Dataset items
######

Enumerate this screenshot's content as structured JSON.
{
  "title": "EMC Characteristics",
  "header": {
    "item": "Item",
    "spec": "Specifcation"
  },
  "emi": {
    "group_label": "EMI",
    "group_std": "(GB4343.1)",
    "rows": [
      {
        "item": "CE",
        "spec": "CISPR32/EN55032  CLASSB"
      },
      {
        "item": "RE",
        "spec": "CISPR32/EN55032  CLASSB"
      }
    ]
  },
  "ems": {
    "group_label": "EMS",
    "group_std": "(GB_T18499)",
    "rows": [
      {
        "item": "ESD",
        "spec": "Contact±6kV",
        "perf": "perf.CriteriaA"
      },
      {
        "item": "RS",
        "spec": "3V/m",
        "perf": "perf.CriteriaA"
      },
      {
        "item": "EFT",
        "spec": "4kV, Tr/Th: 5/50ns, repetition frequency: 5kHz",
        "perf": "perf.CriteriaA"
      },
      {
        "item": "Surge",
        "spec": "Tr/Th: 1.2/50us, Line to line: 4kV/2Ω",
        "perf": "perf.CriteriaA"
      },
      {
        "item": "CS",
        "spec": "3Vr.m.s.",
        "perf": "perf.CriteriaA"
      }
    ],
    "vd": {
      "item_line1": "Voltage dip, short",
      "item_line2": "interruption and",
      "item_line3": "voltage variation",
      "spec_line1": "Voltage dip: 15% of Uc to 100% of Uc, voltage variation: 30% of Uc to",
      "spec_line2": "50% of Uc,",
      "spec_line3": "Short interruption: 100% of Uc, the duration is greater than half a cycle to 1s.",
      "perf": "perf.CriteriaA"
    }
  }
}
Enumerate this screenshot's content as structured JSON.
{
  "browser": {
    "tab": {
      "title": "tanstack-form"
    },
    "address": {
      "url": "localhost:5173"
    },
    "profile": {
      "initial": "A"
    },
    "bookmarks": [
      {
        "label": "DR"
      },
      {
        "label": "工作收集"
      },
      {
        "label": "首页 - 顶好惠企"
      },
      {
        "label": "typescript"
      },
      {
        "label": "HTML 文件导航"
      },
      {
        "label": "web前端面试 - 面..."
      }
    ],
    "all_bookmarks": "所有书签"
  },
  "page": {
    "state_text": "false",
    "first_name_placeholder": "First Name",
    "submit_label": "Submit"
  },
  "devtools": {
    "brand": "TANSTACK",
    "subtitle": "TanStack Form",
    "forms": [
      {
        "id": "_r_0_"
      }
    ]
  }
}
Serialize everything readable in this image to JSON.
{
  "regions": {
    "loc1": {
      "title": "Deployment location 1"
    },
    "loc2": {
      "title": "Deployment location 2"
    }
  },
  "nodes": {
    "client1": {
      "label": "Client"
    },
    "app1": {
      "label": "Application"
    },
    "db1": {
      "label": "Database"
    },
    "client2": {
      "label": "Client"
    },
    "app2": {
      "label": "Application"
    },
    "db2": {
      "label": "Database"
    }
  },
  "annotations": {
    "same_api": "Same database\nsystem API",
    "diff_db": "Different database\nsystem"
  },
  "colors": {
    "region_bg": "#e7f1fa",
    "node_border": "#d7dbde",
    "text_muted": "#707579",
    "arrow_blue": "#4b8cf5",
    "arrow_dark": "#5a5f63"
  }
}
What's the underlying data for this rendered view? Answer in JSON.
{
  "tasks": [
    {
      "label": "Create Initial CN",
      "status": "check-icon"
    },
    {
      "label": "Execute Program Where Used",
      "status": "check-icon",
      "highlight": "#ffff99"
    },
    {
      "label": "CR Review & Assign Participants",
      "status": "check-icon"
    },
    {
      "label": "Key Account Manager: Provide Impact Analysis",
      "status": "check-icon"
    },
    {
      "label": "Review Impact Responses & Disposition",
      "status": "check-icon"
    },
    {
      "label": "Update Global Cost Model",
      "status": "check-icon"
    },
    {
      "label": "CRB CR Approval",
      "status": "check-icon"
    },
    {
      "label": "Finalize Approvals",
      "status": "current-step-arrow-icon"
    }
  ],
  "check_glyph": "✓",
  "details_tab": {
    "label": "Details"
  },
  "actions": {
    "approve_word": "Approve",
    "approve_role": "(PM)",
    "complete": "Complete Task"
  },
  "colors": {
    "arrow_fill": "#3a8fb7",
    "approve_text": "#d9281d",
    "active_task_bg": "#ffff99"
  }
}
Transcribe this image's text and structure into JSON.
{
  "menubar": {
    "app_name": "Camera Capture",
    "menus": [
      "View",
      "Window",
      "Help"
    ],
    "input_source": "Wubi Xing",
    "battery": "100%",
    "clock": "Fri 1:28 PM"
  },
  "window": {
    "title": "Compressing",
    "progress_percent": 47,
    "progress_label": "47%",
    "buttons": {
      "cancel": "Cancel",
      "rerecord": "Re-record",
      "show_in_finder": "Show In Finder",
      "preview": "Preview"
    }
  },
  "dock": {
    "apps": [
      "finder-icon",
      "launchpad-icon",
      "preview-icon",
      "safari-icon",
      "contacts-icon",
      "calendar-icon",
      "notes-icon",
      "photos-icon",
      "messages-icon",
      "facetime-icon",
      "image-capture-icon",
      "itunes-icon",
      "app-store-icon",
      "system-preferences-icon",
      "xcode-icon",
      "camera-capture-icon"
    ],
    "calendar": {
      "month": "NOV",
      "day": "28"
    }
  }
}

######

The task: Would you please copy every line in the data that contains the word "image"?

Response to this exercise:
Serialize everything readable in this image to JSON.
Transcribe this image's text and structure into JSON.
      "image-capture-icon",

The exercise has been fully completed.